(Records for the task)
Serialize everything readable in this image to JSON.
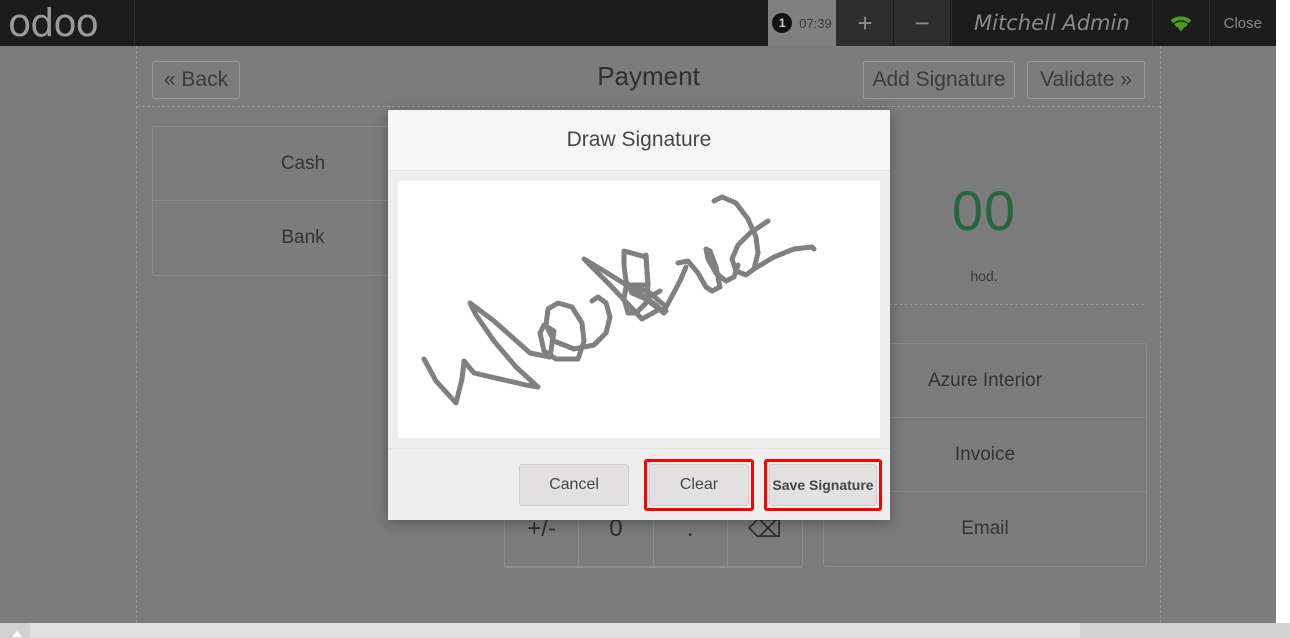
{
  "header": {
    "logo_text": "odoo",
    "order_tab": {
      "badge": "1",
      "time": "07:39"
    },
    "add_order_label": "+",
    "remove_order_label": "−",
    "user_name": "Mitchell Admin",
    "wifi_icon": "wifi-icon",
    "wifi_color": "#4a9e22",
    "close_label": "Close"
  },
  "payment_screen": {
    "back_label": "« Back",
    "title": "Payment",
    "add_signature_label": "Add Signature",
    "validate_label": "Validate »",
    "payment_methods": [
      {
        "label": "Cash"
      },
      {
        "label": "Bank"
      }
    ],
    "amount": "00",
    "amount_color": "#26663f",
    "amount_note": "hod.",
    "numpad_keys": [
      "+/-",
      "0",
      ".",
      "⌫"
    ],
    "backspace_icon": "backspace-icon",
    "summary_rows": [
      {
        "label": "Azure Interior"
      },
      {
        "label": "Invoice"
      },
      {
        "label": "Email"
      }
    ]
  },
  "modal": {
    "title": "Draw Signature",
    "signature_alt": "drawn-signature",
    "signature_stroke_color": "#808080",
    "buttons": [
      {
        "label": "Cancel",
        "highlighted": false
      },
      {
        "label": "Clear",
        "highlighted": true
      },
      {
        "label": "Save Signature",
        "highlighted": true
      }
    ],
    "highlight_color": "#fe0000"
  }
}
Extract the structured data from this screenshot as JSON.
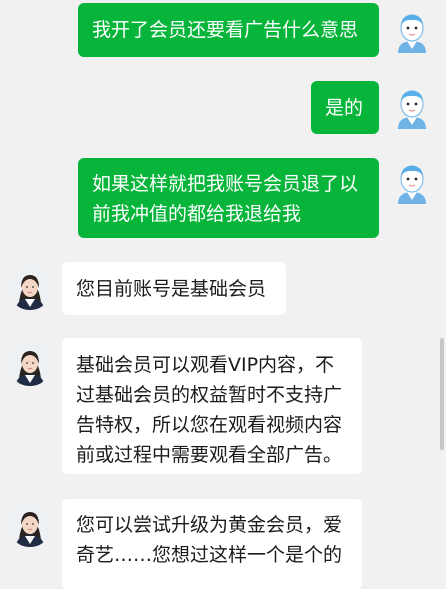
{
  "messages": [
    {
      "sender": "user",
      "text": "我开了会员还要看广告什么意思"
    },
    {
      "sender": "user",
      "text": "是的"
    },
    {
      "sender": "user",
      "text": "如果这样就把我账号会员退了以前我冲值的都给我退给我"
    },
    {
      "sender": "agent",
      "text": "您目前账号是基础会员"
    },
    {
      "sender": "agent",
      "text": "基础会员可以观看VIP内容，不过基础会员的权益暂时不支持广告特权，所以您在观看视频内容前或过程中需要观看全部广告。"
    },
    {
      "sender": "agent",
      "text": "您可以尝试升级为黄金会员，爱奇艺……您想过这样一个是个的"
    }
  ],
  "icons": {
    "user_avatar": "cartoon-user-avatar-icon",
    "agent_avatar": "customer-service-agent-avatar"
  },
  "colors": {
    "background": "#f1f1f1",
    "user_bubble": "#07b53b",
    "agent_bubble": "#ffffff",
    "user_text": "#ffffff",
    "agent_text": "#1b1b1b"
  }
}
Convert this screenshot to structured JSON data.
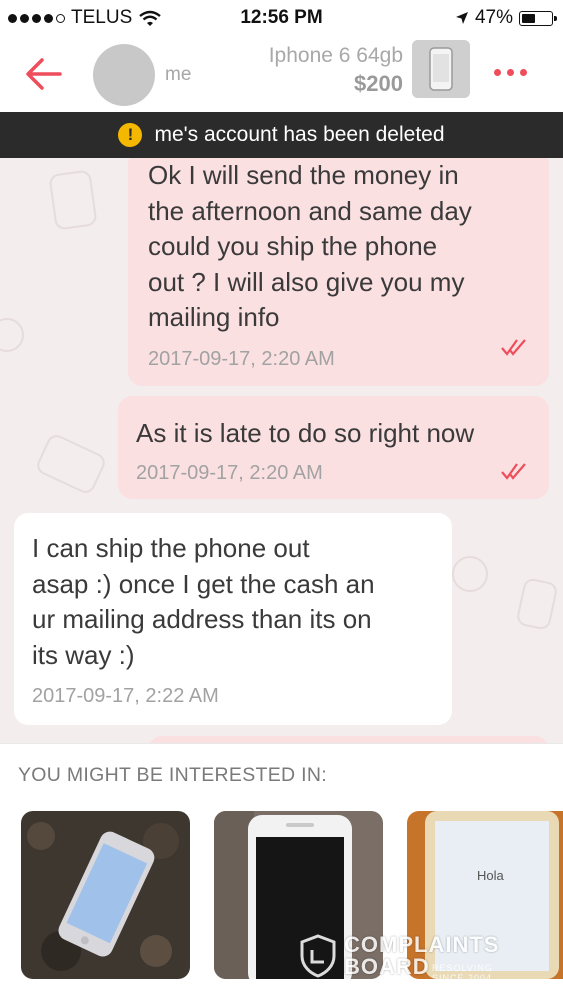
{
  "status_bar": {
    "carrier": "TELUS",
    "time": "12:56 PM",
    "battery_percent": "47%",
    "battery_level": 0.47,
    "icons": [
      "signal-dots-icon",
      "wifi-icon",
      "location-arrow-icon",
      "battery-icon"
    ]
  },
  "header": {
    "back_icon": "arrow-left-icon",
    "user_name": "me",
    "listing_title": "Iphone 6 64gb",
    "listing_price": "$200",
    "more_icon": "more-dots-icon"
  },
  "banner": {
    "icon": "warning-icon",
    "icon_glyph": "!",
    "text": "me's account has been deleted"
  },
  "messages": [
    {
      "direction": "outgoing",
      "text": "Ok I will send the money in\nthe afternoon and same day\ncould you ship the phone\nout ? I will also give you my\nmailing info",
      "timestamp": "2017-09-17, 2:20 AM",
      "status_icon": "double-check-icon"
    },
    {
      "direction": "outgoing",
      "text": "As it is late to do so right now",
      "timestamp": "2017-09-17, 2:20 AM",
      "status_icon": "double-check-icon"
    },
    {
      "direction": "incoming",
      "text": "I can ship the phone out\nasap :) once I get the cash an\nur mailing address than its on\nits way :)",
      "timestamp": "2017-09-17, 2:22 AM"
    }
  ],
  "recommendations": {
    "title": "YOU MIGHT BE INTERESTED IN:",
    "items": [
      {
        "image": "iphone-on-granite-photo"
      },
      {
        "image": "iphone-front-black-screen-photo"
      },
      {
        "image": "iphone-hola-screen-photo",
        "screen_text": "Hola"
      }
    ]
  },
  "watermark": {
    "text": "COMPLAINTS BOARD",
    "subtext": "RESOLVING SINCE 2004"
  },
  "colors": {
    "accent": "#ee4d5b",
    "outgoing_bubble": "#fbe0e2",
    "incoming_bubble": "#ffffff",
    "banner_bg": "#2b2b2b",
    "warning": "#f5b800"
  }
}
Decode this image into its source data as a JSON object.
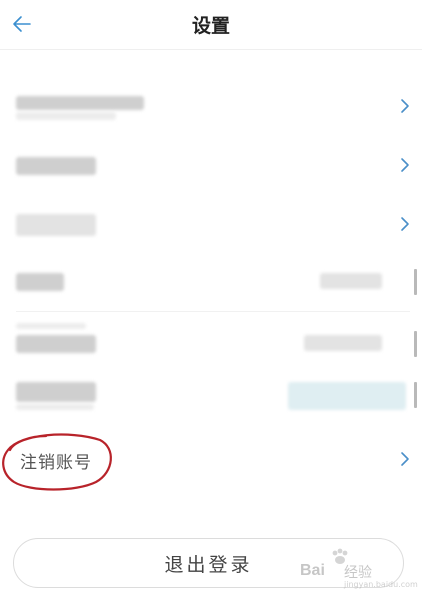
{
  "header": {
    "title": "设置",
    "back_icon": "arrow-left-icon"
  },
  "colors": {
    "accent": "#3b8fd0",
    "annotation_red": "#b8232a",
    "chevron": "#4a8fc8"
  },
  "settings_rows": [
    {
      "redacted": true,
      "has_chevron": true
    },
    {
      "redacted": true,
      "has_chevron": true
    },
    {
      "redacted": true,
      "has_chevron": true
    },
    {
      "redacted": true,
      "has_chevron": false
    },
    {
      "redacted": true,
      "has_chevron": false
    },
    {
      "redacted": true,
      "has_chevron": false
    }
  ],
  "cancel_account": {
    "label": "注销账号"
  },
  "logout_button": {
    "label": "退出登录"
  },
  "watermark": {
    "logo": "Bai",
    "name": "经验",
    "sub": "jingyan.baidu.com"
  }
}
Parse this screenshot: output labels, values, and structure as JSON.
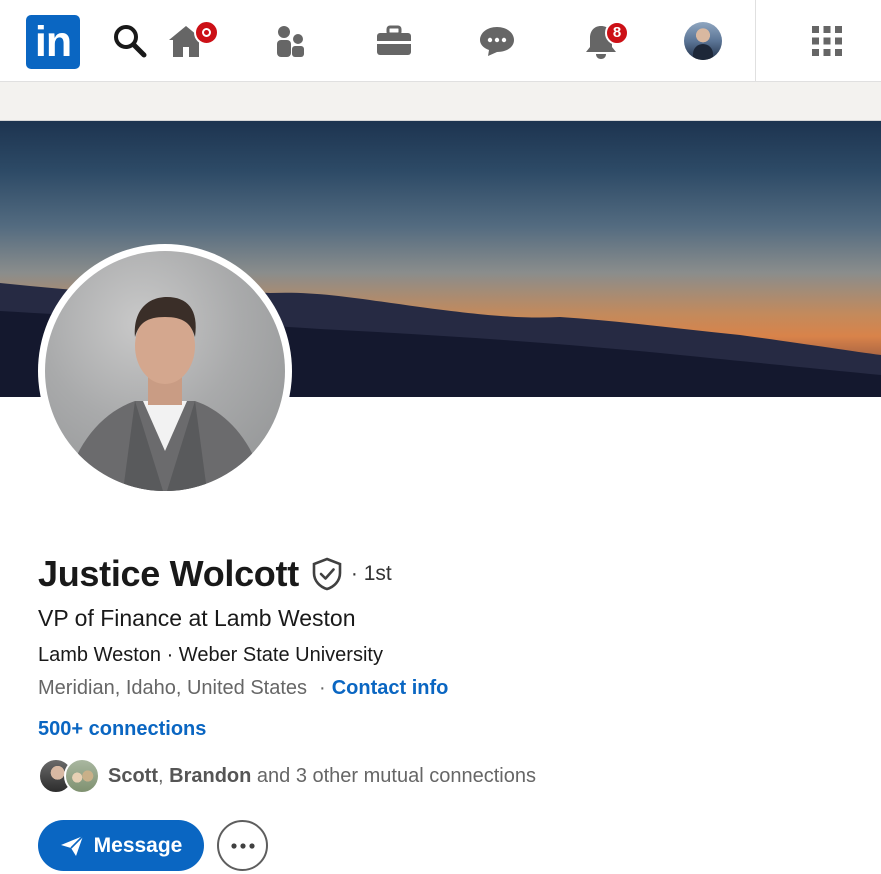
{
  "nav": {
    "logo_text": "in",
    "notifications_count": "8",
    "icons": [
      "search-icon",
      "home-icon",
      "my-network-icon",
      "jobs-icon",
      "messaging-icon",
      "notifications-icon",
      "me-avatar",
      "work-grid-icon"
    ],
    "brand_color": "#0a66c2",
    "badge_color": "#cc1016"
  },
  "profile": {
    "name": "Justice Wolcott",
    "degree": "· 1st",
    "headline": "VP of Finance at Lamb Weston",
    "orgs": "Lamb Weston · Weber State University",
    "location": "Meridian, Idaho, United States",
    "location_separator": "·",
    "contact_info": "Contact info",
    "connections": "500+ connections",
    "mutual": {
      "name1": "Scott",
      "separator": ", ",
      "name2": "Brandon",
      "rest": " and 3 other mutual connections"
    }
  },
  "actions": {
    "message_label": "Message",
    "more_label": "···"
  }
}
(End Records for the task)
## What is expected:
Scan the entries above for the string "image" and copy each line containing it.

## Response area:
Serialize everything readable in this image to JSON.
        "image": "iphone-on-granite-photo"
        "image": "iphone-front-black-screen-photo"
        "image": "iphone-hola-screen-photo",
Decode this image into its source data as a JSON object.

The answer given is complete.